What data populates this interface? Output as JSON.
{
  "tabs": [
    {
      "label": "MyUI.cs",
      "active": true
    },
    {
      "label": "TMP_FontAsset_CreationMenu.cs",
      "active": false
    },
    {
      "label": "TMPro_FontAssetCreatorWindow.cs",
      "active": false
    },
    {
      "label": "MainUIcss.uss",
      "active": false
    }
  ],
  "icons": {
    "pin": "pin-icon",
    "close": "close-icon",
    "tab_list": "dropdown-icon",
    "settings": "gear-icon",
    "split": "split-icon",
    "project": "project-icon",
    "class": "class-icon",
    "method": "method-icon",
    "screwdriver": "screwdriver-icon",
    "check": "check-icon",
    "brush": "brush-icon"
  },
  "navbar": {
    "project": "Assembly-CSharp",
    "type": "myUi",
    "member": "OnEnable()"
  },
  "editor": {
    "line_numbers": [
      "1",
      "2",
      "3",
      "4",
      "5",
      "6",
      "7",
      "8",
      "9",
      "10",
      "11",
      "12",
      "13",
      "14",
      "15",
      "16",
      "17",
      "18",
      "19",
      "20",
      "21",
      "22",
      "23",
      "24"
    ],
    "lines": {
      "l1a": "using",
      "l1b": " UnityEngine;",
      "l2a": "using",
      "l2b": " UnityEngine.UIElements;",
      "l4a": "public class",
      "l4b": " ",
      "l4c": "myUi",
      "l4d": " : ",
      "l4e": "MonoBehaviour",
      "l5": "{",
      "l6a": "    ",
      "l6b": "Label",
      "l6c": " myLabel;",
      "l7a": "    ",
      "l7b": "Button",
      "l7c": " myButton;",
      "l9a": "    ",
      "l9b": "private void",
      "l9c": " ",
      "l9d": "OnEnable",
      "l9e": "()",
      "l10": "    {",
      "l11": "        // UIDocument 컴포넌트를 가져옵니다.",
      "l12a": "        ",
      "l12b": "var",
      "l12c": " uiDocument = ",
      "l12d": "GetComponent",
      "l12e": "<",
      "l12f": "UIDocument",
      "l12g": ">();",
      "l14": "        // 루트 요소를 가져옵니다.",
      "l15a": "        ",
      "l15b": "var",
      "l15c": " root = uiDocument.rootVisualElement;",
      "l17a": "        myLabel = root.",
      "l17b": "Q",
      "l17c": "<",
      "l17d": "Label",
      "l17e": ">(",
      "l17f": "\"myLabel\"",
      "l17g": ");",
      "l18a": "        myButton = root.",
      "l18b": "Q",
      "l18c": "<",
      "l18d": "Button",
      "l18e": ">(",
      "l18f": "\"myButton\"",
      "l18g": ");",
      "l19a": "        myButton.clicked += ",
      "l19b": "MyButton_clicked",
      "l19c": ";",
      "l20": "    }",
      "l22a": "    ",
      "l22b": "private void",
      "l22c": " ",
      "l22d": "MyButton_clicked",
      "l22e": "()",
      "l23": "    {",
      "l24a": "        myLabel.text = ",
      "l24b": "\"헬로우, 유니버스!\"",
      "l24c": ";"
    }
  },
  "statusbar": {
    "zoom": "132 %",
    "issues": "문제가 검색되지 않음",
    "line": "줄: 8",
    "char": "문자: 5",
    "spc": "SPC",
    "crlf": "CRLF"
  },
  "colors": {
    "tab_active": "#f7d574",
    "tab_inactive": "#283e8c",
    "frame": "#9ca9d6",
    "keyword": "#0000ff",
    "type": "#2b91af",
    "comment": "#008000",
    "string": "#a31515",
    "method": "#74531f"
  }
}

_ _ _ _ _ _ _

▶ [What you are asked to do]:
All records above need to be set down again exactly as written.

▶ [Response to the exercise]:
What data populates this interface? Output as JSON.
{
  "tabs": [
    {
      "label": "MyUI.cs",
      "active": true
    },
    {
      "label": "TMP_FontAsset_CreationMenu.cs",
      "active": false
    },
    {
      "label": "TMPro_FontAssetCreatorWindow.cs",
      "active": false
    },
    {
      "label": "MainUIcss.uss",
      "active": false
    }
  ],
  "icons": {
    "pin": "pin-icon",
    "close": "close-icon",
    "tab_list": "dropdown-icon",
    "settings": "gear-icon",
    "split": "split-icon",
    "project": "project-icon",
    "class": "class-icon",
    "method": "method-icon",
    "screwdriver": "screwdriver-icon",
    "check": "check-icon",
    "brush": "brush-icon"
  },
  "navbar": {
    "project": "Assembly-CSharp",
    "type": "myUi",
    "member": "OnEnable()"
  },
  "editor": {
    "line_numbers": [
      "1",
      "2",
      "3",
      "4",
      "5",
      "6",
      "7",
      "8",
      "9",
      "10",
      "11",
      "12",
      "13",
      "14",
      "15",
      "16",
      "17",
      "18",
      "19",
      "20",
      "21",
      "22",
      "23",
      "24"
    ],
    "lines": {
      "l1a": "using",
      "l1b": " UnityEngine;",
      "l2a": "using",
      "l2b": " UnityEngine.UIElements;",
      "l4a": "public class",
      "l4b": " ",
      "l4c": "myUi",
      "l4d": " : ",
      "l4e": "MonoBehaviour",
      "l5": "{",
      "l6a": "    ",
      "l6b": "Label",
      "l6c": " myLabel;",
      "l7a": "    ",
      "l7b": "Button",
      "l7c": " myButton;",
      "l9a": "    ",
      "l9b": "private void",
      "l9c": " ",
      "l9d": "OnEnable",
      "l9e": "()",
      "l10": "    {",
      "l11": "        // UIDocument 컴포넌트를 가져옵니다.",
      "l12a": "        ",
      "l12b": "var",
      "l12c": " uiDocument = ",
      "l12d": "GetComponent",
      "l12e": "<",
      "l12f": "UIDocument",
      "l12g": ">();",
      "l14": "        // 루트 요소를 가져옵니다.",
      "l15a": "        ",
      "l15b": "var",
      "l15c": " root = uiDocument.rootVisualElement;",
      "l17a": "        myLabel = root.",
      "l17b": "Q",
      "l17c": "<",
      "l17d": "Label",
      "l17e": ">(",
      "l17f": "\"myLabel\"",
      "l17g": ");",
      "l18a": "        myButton = root.",
      "l18b": "Q",
      "l18c": "<",
      "l18d": "Button",
      "l18e": ">(",
      "l18f": "\"myButton\"",
      "l18g": ");",
      "l19a": "        myButton.clicked += ",
      "l19b": "MyButton_clicked",
      "l19c": ";",
      "l20": "    }",
      "l22a": "    ",
      "l22b": "private void",
      "l22c": " ",
      "l22d": "MyButton_clicked",
      "l22e": "()",
      "l23": "    {",
      "l24a": "        myLabel.text = ",
      "l24b": "\"헬로우, 유니버스!\"",
      "l24c": ";"
    }
  },
  "statusbar": {
    "zoom": "132 %",
    "issues": "문제가 검색되지 않음",
    "line": "줄: 8",
    "char": "문자: 5",
    "spc": "SPC",
    "crlf": "CRLF"
  },
  "colors": {
    "tab_active": "#f7d574",
    "tab_inactive": "#283e8c",
    "frame": "#9ca9d6",
    "keyword": "#0000ff",
    "type": "#2b91af",
    "comment": "#008000",
    "string": "#a31515",
    "method": "#74531f"
  }
}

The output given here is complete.